Universidad de Granada
DepartamentoUniversidad de Granada.; Programa de Doctorado en Biomedicina
Ciencias médicasCultivo celularTraumatologíaIngeniería de procesos
Baena Martínez, José Manuel. 3D additive fabrication for regenerative therapies: an innovative modular multicomponent work station for 3D Bioprinting in Regenerative Medicine (REGEMAT 3D). Granada: Universidad de Granada, 2019. [http://hdl.handle.net/10481/55744]
SponsorshipTesis Univ. Granada.

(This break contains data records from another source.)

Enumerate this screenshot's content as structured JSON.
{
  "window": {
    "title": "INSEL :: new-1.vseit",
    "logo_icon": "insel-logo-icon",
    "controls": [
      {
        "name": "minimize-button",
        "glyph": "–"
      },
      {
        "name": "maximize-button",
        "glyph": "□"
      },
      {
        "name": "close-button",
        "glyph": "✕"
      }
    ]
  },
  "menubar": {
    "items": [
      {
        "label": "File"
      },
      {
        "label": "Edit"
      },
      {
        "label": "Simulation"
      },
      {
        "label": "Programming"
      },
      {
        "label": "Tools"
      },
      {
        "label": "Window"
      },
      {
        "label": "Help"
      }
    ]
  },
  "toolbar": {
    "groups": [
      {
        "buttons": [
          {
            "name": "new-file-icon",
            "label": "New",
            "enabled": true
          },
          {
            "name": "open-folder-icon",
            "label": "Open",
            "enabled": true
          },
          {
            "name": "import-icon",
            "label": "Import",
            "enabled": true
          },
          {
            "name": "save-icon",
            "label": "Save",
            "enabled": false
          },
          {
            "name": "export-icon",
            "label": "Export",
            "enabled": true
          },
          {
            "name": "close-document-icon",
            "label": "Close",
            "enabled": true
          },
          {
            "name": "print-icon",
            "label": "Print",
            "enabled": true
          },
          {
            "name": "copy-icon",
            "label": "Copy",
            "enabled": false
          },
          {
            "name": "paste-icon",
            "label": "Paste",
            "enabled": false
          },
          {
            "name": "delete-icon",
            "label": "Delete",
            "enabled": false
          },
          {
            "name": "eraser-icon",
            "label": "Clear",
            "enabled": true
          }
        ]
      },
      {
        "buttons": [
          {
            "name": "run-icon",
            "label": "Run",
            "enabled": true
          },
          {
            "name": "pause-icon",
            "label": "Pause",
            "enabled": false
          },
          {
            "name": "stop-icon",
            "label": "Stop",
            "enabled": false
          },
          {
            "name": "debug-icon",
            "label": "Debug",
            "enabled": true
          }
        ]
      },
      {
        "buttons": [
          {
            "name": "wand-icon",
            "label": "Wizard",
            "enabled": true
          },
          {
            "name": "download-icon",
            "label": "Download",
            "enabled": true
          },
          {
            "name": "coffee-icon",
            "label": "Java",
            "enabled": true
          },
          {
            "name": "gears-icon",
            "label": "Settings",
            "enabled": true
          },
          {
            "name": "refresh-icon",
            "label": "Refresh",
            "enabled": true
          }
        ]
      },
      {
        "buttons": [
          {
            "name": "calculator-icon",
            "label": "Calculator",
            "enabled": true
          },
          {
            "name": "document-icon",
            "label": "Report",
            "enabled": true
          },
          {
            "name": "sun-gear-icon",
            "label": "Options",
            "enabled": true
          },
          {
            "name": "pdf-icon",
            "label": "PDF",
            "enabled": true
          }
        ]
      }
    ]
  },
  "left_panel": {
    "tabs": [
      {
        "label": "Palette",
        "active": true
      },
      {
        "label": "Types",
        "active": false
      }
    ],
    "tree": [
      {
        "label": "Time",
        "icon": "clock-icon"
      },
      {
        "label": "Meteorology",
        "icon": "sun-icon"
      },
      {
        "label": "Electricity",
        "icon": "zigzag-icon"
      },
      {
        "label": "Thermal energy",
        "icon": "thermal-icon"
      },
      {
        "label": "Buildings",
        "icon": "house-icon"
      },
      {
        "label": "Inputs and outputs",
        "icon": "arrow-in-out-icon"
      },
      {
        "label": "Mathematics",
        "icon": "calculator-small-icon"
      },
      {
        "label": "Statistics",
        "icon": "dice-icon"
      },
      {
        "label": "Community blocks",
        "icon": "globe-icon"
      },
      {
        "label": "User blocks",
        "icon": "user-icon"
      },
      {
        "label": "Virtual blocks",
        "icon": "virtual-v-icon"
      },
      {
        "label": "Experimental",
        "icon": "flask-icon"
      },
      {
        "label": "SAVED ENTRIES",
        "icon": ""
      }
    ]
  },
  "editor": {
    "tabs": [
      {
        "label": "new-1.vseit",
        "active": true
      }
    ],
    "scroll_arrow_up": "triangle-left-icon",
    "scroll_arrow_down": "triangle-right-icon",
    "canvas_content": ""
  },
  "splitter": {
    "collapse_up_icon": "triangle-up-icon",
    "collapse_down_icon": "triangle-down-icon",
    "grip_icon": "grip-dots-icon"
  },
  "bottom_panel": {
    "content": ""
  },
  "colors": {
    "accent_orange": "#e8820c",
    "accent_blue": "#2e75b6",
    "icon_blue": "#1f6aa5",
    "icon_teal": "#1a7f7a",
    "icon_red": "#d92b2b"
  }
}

The lack of tissue regeneration after trauma, degenerative diseases and other pathologies is a highly challenging problem to be solved by biomedicine scientists in this century. New advances in stem cell research for the regeneration of tissue injuries have opened a new promising research field. However, research carried out nowadays with 2D cell cultures do not provide the expected results, as 2D cultures do not mimic the 3D structure of a living tissue. Additive Manufacturing techniques, also known as 3D printing, are based on the principle of adding material layer by layer allowing manufacturing complex external and internal shapes with a mesh structure (scaffold). Bioprinting technologies aim at joining together tissue engineering, regenerative medicine and 3D printing disciplines and have emerged as a powerful tool for researchers due to the ability to mimic the 3D structure of any tissue. Bioprinting can help to overcome the problems that researchers have found working with cell cultures in 2D. This thesis is aimed at generating new knowledge and evidence on the use of bioprinting for clinical therapies. In order to do that we have developed an innovative Modular Multicomponent Work Station for 3D Bioprinting in Regenerative Medicine (project called REGEMAT 3D) with its software and manufacturing algorithms, that can manufacture layer by layer 3D constructs with customized external shapes and an internal meshed structure. Besides the system can be configured and adapted to print with a wide range of biomaterials as scaffolds and bioinks. In order to proof the efficacy of the developed system and biofabrication algorithms, chondrocytes have been printed using a novel procedure known as Volume-by-Volume 3D-biofabrication process followed by volume injection filling of the cell loaded bioink. The process divides the printed part in different volumes and injects the cells after each volume has been printed, once the temperature of the printed thermoplastic fibers has decreased. In our study chondrocytes were isolated from osteoarthritic patient´s samples and after characterization were used to test the feasibility of the process. Human chondrocytes were bioprinted together with polylactic acid (PLA) and apoptosis, proliferation and metabolic activity were analyzed. In our trial, chondrocytes survived to the manufacturing process with 90% of viability 2 hours after printing, and after 7 days in culture, chondrocytes proliferated and totally colonized the scaffold, concluding that the use of the developed bioprinting system shows a valuable potential in the short-term development of bioprinted-based clinical therapies for tissue regeneration.